====== Source data ======

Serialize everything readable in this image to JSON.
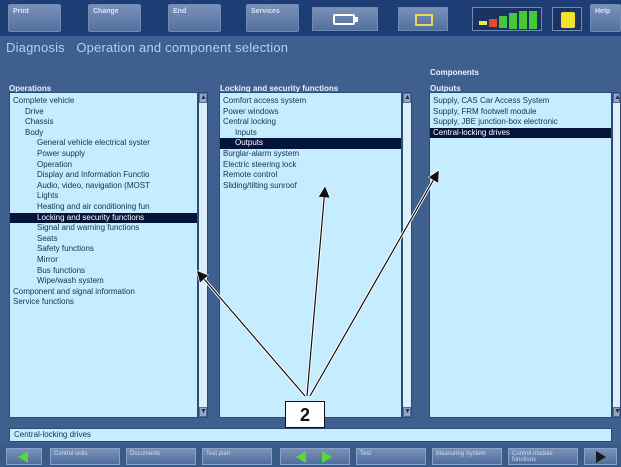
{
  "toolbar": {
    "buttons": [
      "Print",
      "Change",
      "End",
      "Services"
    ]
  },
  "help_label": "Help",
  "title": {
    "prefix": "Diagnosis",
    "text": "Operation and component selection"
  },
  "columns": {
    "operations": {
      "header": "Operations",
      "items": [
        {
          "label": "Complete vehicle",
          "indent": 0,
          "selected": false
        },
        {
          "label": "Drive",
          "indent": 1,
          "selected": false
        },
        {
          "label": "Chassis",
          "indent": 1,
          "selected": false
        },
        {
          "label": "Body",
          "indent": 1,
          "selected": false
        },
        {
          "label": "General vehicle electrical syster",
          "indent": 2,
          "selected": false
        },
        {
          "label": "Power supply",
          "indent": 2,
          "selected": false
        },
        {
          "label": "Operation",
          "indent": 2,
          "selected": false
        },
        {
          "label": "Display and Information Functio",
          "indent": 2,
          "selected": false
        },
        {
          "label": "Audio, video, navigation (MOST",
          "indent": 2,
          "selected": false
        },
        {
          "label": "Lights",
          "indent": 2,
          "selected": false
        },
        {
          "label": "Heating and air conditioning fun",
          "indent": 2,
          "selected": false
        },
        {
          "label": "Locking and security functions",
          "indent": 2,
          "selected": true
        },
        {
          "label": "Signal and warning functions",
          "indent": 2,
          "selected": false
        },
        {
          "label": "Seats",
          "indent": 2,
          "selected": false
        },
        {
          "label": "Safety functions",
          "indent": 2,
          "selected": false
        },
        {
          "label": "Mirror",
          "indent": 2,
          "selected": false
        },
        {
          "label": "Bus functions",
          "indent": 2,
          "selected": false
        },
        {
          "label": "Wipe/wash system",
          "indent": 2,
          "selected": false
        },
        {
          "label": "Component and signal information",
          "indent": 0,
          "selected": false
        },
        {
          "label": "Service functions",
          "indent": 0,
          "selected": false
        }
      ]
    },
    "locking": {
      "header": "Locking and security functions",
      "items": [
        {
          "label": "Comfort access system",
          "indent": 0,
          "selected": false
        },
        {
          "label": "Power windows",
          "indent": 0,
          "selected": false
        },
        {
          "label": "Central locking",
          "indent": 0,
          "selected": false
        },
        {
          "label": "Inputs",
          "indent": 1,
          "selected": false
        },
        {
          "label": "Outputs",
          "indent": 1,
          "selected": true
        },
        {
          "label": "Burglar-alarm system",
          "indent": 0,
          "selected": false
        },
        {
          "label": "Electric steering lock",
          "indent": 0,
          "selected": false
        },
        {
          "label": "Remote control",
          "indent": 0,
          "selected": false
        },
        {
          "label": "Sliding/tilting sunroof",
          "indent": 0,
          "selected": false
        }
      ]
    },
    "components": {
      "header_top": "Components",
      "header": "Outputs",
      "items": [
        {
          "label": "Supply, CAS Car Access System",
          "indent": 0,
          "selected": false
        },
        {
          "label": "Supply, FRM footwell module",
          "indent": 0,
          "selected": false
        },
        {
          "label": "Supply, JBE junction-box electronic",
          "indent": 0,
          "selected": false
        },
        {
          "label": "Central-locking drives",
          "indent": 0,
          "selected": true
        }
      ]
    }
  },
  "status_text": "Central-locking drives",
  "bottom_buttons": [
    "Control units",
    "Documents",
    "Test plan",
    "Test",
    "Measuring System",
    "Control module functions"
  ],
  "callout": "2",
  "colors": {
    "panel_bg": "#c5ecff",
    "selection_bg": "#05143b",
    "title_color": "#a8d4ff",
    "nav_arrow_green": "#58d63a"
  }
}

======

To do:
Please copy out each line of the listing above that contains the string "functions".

Answer space:
          "label": "Locking and security functions",
          "label": "Signal and warning functions",
          "label": "Safety functions",
          "label": "Bus functions",
          "label": "Service functions",
      "header": "Locking and security functions",
    "Control module functions"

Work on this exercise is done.